If the answer is yes, your digital setup is failing you.
In the last year I’ve learned just how many classrooms have accessed new technology without a plan for implementation. (Answer: too many.) These classrooms are using their shiny new devices, but instruction has been left unchanged.
When we use the same lesson plans as we always have — with electronic assignments dropped in — it’s unlikely that more will be accomplished than when those assignments were scribbled on the blackboard. What a waste.
I want to stop the madness by spreading a simple message: tech can do so much for classrooms as long as we let it be smarter than paper.
This means not adding technology for the sake of adding technology, but to achieve new learning gains.
A big part of this is undergoing a digital assessment of your school/classroom to ensure you select a product that students and teachers want to use. I’m not talking about checking boxes or meeting complicated technical requirements because a piece of paper says you need to — I’m asking if you’ve found and implemented technology that allows classrooms to do something they otherwise couldn’t. Perhaps time management tools that measure how much work a student has each night or collaborative spaces where classes can engage in real-time and keep the conversation going.
Yeah.

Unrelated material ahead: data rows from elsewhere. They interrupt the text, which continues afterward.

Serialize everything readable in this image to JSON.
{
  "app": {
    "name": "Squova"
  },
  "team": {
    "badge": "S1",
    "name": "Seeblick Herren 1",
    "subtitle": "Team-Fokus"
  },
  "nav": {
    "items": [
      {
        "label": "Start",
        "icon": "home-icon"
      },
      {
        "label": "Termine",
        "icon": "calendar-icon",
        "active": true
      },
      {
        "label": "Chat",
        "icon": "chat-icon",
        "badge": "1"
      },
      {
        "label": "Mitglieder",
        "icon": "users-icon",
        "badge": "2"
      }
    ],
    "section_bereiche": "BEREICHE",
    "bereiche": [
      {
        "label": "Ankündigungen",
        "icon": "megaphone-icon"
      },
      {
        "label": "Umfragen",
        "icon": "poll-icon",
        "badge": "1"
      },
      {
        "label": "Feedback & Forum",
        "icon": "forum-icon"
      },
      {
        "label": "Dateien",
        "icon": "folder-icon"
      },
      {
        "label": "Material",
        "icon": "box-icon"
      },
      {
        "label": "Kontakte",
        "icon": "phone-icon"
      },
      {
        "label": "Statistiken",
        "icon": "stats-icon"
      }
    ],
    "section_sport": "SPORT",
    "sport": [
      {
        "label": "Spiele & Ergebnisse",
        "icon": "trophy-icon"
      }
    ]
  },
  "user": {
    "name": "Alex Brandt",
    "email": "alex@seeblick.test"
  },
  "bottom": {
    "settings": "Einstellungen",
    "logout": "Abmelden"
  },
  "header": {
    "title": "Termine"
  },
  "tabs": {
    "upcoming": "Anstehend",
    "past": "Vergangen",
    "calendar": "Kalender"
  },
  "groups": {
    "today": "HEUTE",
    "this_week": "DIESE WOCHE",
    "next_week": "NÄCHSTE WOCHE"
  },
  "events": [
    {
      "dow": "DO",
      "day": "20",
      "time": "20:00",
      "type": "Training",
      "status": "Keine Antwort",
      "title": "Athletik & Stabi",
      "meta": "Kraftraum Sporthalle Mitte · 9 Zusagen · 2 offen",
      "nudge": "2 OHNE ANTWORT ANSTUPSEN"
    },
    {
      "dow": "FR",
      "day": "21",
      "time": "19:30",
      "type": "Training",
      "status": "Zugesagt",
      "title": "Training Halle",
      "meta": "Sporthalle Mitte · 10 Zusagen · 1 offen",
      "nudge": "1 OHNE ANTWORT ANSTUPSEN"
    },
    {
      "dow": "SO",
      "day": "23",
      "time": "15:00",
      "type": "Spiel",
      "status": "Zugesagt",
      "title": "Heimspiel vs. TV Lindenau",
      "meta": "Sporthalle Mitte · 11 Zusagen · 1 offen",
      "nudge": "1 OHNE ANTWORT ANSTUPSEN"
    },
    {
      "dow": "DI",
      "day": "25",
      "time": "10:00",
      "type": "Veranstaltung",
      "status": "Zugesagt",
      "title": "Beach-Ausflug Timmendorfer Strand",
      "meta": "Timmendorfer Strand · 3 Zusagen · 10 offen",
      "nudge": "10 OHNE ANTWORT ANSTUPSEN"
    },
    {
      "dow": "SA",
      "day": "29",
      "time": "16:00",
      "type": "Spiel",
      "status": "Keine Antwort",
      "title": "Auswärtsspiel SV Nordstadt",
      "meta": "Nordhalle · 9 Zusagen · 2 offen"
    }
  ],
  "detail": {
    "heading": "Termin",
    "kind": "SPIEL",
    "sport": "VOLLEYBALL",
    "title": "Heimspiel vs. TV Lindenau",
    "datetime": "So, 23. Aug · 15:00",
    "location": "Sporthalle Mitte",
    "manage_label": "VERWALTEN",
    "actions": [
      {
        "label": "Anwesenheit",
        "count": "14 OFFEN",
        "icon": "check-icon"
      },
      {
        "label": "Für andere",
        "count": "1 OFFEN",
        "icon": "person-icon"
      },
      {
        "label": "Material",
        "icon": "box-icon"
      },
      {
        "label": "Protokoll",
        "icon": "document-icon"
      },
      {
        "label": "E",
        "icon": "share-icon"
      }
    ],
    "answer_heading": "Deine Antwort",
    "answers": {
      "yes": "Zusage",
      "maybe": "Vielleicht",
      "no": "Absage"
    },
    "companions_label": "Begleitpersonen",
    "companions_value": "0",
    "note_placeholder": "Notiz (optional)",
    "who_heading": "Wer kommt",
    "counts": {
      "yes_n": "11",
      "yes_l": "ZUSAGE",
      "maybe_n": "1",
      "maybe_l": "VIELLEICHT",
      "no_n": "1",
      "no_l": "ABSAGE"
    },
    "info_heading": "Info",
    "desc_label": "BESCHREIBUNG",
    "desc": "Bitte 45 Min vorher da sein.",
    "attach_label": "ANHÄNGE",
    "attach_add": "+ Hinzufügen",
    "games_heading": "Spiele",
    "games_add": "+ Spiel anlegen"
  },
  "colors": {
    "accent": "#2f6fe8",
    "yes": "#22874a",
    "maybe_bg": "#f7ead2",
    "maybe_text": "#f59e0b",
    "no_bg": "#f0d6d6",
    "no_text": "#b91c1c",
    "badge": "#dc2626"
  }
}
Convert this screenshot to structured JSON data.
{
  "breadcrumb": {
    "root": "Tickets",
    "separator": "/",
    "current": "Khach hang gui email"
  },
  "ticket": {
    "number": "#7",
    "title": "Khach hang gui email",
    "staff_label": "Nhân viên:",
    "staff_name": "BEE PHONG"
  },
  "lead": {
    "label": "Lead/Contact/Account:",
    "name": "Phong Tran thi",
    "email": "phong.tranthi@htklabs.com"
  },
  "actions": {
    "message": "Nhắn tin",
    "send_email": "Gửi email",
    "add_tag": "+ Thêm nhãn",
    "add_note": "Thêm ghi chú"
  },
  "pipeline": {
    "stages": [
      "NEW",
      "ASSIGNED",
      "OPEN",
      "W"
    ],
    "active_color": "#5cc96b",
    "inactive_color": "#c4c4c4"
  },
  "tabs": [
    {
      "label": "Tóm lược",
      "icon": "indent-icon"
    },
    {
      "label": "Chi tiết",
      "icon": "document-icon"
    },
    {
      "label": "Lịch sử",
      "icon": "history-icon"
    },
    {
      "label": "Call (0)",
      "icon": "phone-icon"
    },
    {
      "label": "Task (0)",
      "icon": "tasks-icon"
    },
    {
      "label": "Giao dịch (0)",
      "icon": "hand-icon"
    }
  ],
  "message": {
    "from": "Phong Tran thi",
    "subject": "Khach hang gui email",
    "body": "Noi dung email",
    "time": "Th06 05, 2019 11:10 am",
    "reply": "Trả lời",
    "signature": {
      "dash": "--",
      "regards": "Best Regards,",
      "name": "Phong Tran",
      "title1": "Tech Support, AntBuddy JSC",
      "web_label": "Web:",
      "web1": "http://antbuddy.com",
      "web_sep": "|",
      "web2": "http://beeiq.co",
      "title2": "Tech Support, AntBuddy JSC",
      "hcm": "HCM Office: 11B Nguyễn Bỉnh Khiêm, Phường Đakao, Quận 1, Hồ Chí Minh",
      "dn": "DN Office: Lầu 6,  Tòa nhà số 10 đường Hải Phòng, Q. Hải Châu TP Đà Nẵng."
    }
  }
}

I’m basically saying that planning is everything here. But not just planning — planning for the right stuff. (Your students! Learning!)
Planning for technology in classrooms too often centers on how quickly a school can get devices or learning platforms set up for students. Timelines and funding structures are crafted, but not enough is put into professional development for the instructors who will use these tools. Too few ask how new platforms will enrich lesson plans and support knowledge gains; we’re more likely to see conversations about roll-out dates and new tech policies.
Timelines and funding structures and roll-out dates are fine on their own, but none of these address how to use classroom technology to one-up the whiteboard. I’m constantly floored by institutions that either don’t offer instructors creative ideas/training for using new technology or select learning platforms that act as glorified assignment machines. I don’t see how students are getting more out of these deals.
I know there are schools out there doing this right. But not enough. Maybe if we start by measuring the effectiveness of new digital systems against paper and pen, we’ll be able to make decisions that really do more for students.